Beneath the surface of just about everything you rely on, from the computer in your car or the one on your desk at home, to the tiny one slowly wearing a hole in the pocket of your favorite pair of jeans. Printed circuit boards are everywhere, and they would be nothing without surface mount assembly, and that is why surface mount assemblies are the critical surface beneath the surface of virtually all the electronic equipment you use. So, what exactly is surface mount assembly?

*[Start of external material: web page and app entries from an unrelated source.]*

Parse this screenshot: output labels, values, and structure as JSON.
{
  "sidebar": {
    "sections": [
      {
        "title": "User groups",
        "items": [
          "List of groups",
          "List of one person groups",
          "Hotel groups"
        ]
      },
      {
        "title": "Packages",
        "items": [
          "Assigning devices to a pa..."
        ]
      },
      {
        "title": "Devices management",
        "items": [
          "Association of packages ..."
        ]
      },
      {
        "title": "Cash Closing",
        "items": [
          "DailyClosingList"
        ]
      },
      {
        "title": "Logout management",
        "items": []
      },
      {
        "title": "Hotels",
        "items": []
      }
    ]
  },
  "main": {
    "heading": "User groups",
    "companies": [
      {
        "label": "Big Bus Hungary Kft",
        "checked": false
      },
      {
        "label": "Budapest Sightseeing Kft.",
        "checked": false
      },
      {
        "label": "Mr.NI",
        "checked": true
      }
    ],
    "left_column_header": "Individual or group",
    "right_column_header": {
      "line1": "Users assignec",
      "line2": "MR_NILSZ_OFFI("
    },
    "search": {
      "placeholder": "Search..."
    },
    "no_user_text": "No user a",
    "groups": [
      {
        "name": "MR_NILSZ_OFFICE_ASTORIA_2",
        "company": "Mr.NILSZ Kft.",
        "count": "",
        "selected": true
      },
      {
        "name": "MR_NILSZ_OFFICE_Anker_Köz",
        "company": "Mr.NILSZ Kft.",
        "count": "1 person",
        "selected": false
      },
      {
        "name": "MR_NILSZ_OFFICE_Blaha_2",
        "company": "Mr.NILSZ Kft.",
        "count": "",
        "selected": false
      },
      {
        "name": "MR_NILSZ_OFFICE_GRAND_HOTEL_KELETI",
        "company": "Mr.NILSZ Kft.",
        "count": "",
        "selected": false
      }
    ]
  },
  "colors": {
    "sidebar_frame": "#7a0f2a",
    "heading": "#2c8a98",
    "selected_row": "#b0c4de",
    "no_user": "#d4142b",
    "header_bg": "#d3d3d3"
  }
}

Surface mount technology is a method used for constructing electronic circuits where the components that actually bring functionality to the assembly are mounted directly to the surface of the printed circuit board. In the past, instead of the components being mounted to the printed circuit board, they all had individual connections – which lead to very inefficient management of space and a level of performance that would eventually be overshadowed by surface mounting. Think of it this way, the old way was a mess of tangles and knots – the difference between a groomed show dog and a gnarly mess that’s been playing in the gutter for too long. With surface mount technology, devices can afford to be smaller, more compact, and better all-around products.

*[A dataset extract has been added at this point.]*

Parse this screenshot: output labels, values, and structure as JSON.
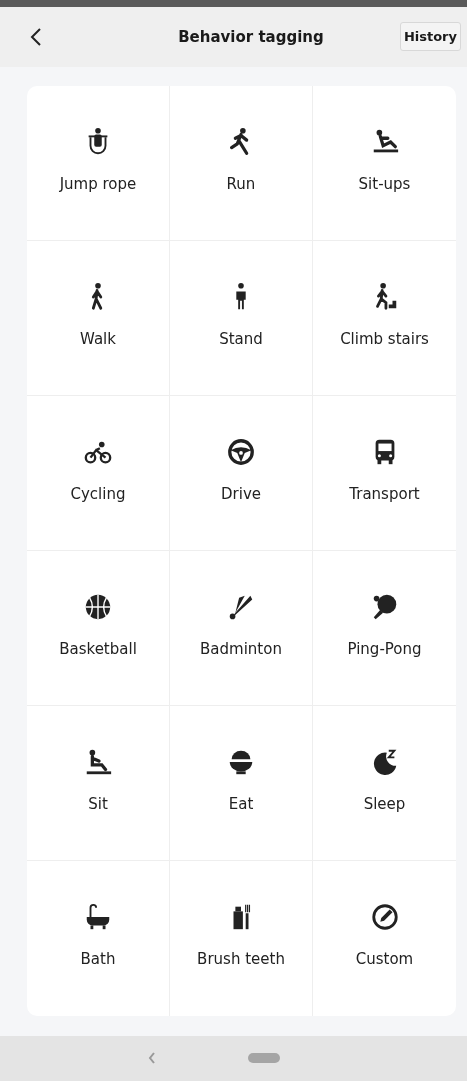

The main advantages of surface mount technology include the ability to incorporate smaller components in much greater number, fewer holes needing to be drilled through the PCB, much simpler (a nd much faster) automated assembly, and the ability to place components on both sides of the circuit boards.

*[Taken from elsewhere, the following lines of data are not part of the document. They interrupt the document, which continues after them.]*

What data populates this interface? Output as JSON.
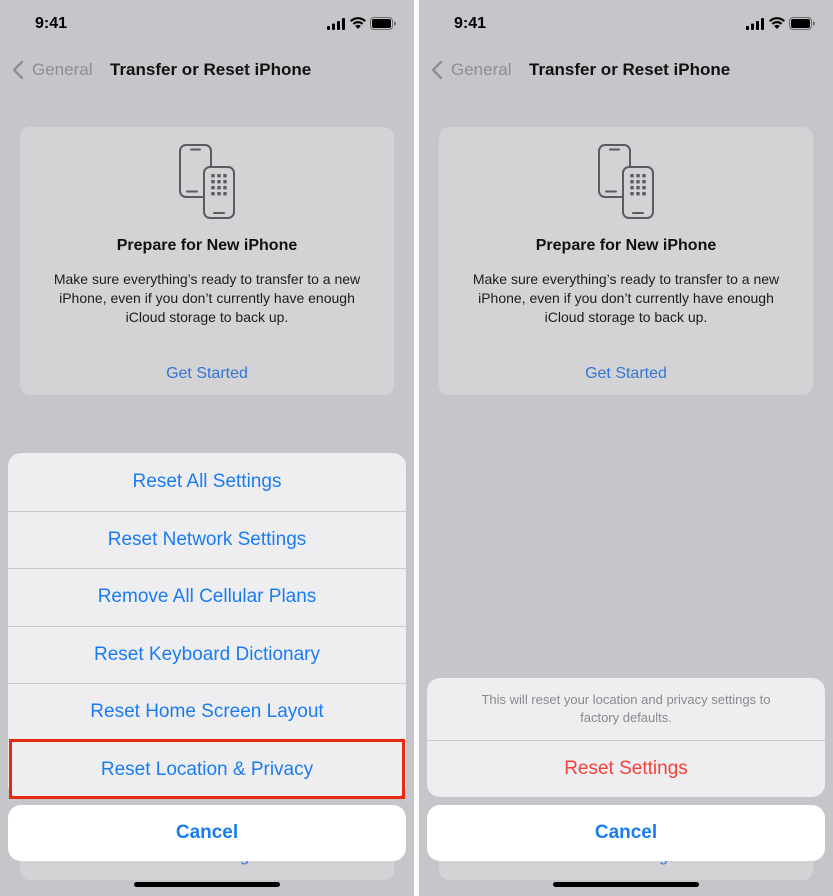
{
  "status_bar": {
    "time": "9:41",
    "icons": [
      "cellular-signal-icon",
      "wifi-icon",
      "battery-icon"
    ]
  },
  "nav": {
    "back_icon": "chevron-left-icon",
    "back_label": "General",
    "title": "Transfer or Reset iPhone"
  },
  "card": {
    "icon": "two-phones-icon",
    "title": "Prepare for New iPhone",
    "description_lines": [
      "Make sure everything’s ready to transfer to a new",
      "iPhone, even if you don’t currently have enough",
      "iCloud storage to back up."
    ],
    "action_label": "Get Started"
  },
  "background_list": {
    "erase_label": "Erase All Content and Settings"
  },
  "left_sheet": {
    "items": [
      {
        "label": "Reset All Settings"
      },
      {
        "label": "Reset Network Settings"
      },
      {
        "label": "Remove All Cellular Plans"
      },
      {
        "label": "Reset Keyboard Dictionary"
      },
      {
        "label": "Reset Home Screen Layout"
      },
      {
        "label": "Reset Location & Privacy"
      }
    ],
    "highlighted_index": 5,
    "cancel_label": "Cancel"
  },
  "right_sheet": {
    "message_lines": [
      "This will reset your location and privacy settings to",
      "factory defaults."
    ],
    "confirm_label": "Reset Settings",
    "cancel_label": "Cancel"
  },
  "colors": {
    "dim_background": "#c6c6ca",
    "card": "#d3d3d6",
    "sheet": "#eeeef0",
    "accent": "#1a7cf3",
    "dim_accent": "#3374d4",
    "destructive": "#f2413a",
    "secondary_text": "#8a8a8e",
    "annotation": "#e32b12",
    "separator": "#c9c9cd",
    "text": "#111111",
    "nav_gray": "#8d8d92",
    "cancel_bg": "#ffffff"
  }
}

Surface mounting technology was first pioneered in the 1960’s and came into prominence in the 1980’s when more and more consumer electronics and computers were being used. For the most part, the majority of research, development, and early testing was undertaken by IBM. With these new developments, components began getting smaller and smaller, allowing for greater circuit densities – bring greater capabilities to electronics without having to increase size, but instead decreasing space requirements. In the 1980’s the rapidly increasing popularity of surface mounting technology allowed for a greatly enhanced degree of automation, which reduced costs of production, increased production rates, and made many types of electronic devices readily available to a wider group of consumers.
So as you see, without surface mount technology, many of the commonplace products we have today ranging from simple toys and advanced consumer electronics to computer components and high tech missile systems would not be possible. When you reach for your mobile phone resting in your pocket or your ultra-portable laptop safely stowed away in your bag, think about what makes it all possible. Chances are in many cases, you have the early pioneers of technologies like surface mounting to thank.